Can Help To Buy Still Help You Buy?
- AuthorKeith Yates
In 2013, former chancellor George Osborne announced in his budget speech that the government would be setting up the Help to Buy scheme, a programme designed to help potential buyers get their foot on the property ladder at an earlier stage.
Though the Help to Buy scheme is in fact made up of several different schemes, the most popular of these was the Help to Buy ISA. Under this scheme, savers stashed their cash in an ISA that the government promised to top up with an extra 25% of the money they had already saved to help with a deposit. Described as “the biggest government intervention in the housing market since the Right to Buy scheme”, the Help to Buy scheme was an oasis in the desert for Generation Rent and those still living at their parents house.
Unfortunately, it now seems that this oasis was in fact a mirage.
On Friday 19th August, it was revealed that the Help to Buy scheme would not in fact help buyers save for their deposit, but instead provide a 25% bonus after the deposit was paid, rendering the scheme somewhat useless for first-time-buyers. With no financial aid for the initial uphill struggle of saving a deposit, first time buyers will have to look elsewhere for support or settle for a lower deposit and a higher mortgage rate.
Since its official launch, the Help to Buy scheme has attracted around 500,000 first time buyers looking to cash in on what felt like a golden opportunity. Finally the dream of purchasing property seemed attainable, as banks and building societies across the UK called out: “lets save for your deposit together!” However, a closer look into the small print revealed its fatal flaw: the bonus would only be paid out after the exchange of contracts and deposit had taken place, to help with the overall purchase cost.
When asked why this clause was included, the Treasury admitted that it was to discourage non-home buyers looking to cash in on the back of the scheme. Truth be told, it makes sense. However, with 500,000 people registering to the Help to Buy scheme and opening accounts to start saving, it should have been blatant that they were doing so in the belief that their deposits would be bumped up – especially as this was what was publicised.
Furthermore, it has emerged that the details of this scheme were subjected to a considerably lower level of scrutiny, with no public consultations held to give experts and members of the public a chance to question any potential flaws in the scheme. Claiming it to be an honest mistake, the Treasury stated that it was the rush to get the scheme up and running that caused this oversight.
However, responsibility must also be accepted by banks and building societies, who failed to notice the clause or make it clear to the public.
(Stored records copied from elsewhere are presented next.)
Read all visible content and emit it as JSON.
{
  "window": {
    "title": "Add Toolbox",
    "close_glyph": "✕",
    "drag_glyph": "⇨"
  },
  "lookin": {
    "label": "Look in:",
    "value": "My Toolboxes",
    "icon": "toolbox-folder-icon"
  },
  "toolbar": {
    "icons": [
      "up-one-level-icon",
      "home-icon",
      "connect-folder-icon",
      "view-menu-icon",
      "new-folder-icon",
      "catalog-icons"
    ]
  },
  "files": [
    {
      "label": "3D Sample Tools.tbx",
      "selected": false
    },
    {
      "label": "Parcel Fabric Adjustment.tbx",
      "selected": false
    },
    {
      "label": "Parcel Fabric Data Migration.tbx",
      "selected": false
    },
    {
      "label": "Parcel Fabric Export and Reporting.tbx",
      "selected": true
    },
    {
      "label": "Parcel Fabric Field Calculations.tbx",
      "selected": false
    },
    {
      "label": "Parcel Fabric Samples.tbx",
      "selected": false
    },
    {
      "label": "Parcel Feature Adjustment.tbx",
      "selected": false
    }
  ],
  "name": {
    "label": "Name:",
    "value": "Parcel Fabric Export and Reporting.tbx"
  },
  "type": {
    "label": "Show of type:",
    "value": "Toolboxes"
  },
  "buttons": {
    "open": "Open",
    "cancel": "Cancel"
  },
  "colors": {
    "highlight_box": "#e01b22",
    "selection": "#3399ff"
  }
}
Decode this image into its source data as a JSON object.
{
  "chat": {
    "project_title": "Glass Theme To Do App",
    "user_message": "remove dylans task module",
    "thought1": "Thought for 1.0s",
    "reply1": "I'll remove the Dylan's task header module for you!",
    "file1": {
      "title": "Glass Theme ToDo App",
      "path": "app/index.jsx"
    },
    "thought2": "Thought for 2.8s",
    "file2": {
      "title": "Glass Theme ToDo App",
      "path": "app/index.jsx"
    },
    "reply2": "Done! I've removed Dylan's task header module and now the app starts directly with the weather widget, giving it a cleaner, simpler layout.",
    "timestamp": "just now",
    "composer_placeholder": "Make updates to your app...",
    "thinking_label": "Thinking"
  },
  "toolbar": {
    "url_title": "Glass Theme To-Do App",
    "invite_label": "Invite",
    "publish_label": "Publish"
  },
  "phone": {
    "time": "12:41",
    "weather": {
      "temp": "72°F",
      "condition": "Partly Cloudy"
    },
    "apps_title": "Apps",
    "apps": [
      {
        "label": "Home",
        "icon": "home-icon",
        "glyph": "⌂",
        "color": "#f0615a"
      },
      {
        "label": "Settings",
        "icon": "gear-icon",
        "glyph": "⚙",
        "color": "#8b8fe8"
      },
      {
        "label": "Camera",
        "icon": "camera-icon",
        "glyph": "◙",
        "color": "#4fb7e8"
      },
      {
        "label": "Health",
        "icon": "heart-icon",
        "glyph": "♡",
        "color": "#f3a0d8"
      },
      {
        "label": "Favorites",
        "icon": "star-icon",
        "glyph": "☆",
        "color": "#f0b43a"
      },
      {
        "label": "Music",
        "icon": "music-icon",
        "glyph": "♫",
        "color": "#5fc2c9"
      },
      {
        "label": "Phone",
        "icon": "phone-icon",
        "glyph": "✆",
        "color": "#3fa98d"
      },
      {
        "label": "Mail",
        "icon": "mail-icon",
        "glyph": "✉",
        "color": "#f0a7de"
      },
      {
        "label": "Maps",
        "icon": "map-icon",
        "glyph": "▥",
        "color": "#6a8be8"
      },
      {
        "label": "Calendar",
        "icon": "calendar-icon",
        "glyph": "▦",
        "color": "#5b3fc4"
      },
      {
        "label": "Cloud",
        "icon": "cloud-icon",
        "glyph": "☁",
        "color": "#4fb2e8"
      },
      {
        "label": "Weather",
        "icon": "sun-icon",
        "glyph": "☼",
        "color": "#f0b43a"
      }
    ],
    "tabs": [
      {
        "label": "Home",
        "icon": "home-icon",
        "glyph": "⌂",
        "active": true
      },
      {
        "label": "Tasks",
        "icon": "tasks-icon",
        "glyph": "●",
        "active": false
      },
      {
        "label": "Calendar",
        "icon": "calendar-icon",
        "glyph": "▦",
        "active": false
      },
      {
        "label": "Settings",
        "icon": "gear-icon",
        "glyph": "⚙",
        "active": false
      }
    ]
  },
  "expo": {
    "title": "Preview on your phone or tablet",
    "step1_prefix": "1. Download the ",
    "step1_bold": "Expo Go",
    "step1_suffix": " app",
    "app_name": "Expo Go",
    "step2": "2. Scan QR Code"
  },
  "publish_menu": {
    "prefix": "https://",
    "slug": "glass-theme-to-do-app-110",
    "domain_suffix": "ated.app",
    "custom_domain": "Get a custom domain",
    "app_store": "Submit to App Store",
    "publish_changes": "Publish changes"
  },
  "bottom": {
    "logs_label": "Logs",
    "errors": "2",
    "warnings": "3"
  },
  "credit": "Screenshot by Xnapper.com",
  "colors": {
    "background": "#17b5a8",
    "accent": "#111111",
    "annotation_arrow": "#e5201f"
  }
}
One Treasury spokesman said: “Mortgage lenders, conveyancers, banks and building societies were extensively consulted during the policy process to ensure Help to Buy Isa can effectively support first time buyers when purchasing their first home. Following this consultation, the scheme was specifically designed to pay the bonus immediately prior to completion to ensure the process was as simple for consumers as possible and that the payments were linked directly to a property transaction.”
Regardless of how it happened or who is at fault, this last minute loophole puts a spanner in the works for many who believed they were steadily on their way to becoming homeowners.
So where does this leave first time buyers?
Though it may be true that an EU exit could see a significant drop in house prices, it’s best not to count on it during this period of economical uncertainty.
However, all hope may not be lost.
The Shared Ownership scheme has proved to be successful for many first time buyers, allowing them to purchase a share of the property (usually between 25 – 75%) and therefore save for a much smaller deposit. For example, if the full value of the property was £250,000 and you bought a 40% share, you would generally pay 10% of the share price as your deposit at £10,000. Shared Ownership is not available for all properties, and is generally restricted to properties owned by housing associations. Most are new build and offered on a leasehold only basis, but if you find a property on this scheme that takes your fancy, it might be worth your while.
Other than this, certain mortgage providers will lend up to 95% of the purchase price, allowing you to save for a 5% deposit. This will mean, however, that you may have to pay a higher interest rate than you would with a bigger deposit. This is because the risk to the lender increases with the size of the loan they provide you.
Talbots’ Tip: If you manage to secure a 5% deposit, remember to save some money for the fees involved with the property transaction. These may vary, but a good rule of thumb would be to save an extra £2,000 minimum.
At Talbots Law, we believe that everyone deserves to buy. If you are looking for practical advice and insight into the UK property market, look no further. Our team of experts have helped a vast number of first time buyers through the conveyancing process, providing a stress-free experience from offer through to completion. For all this and more, get in touch with us by phone or email firstname.lastname@example.org.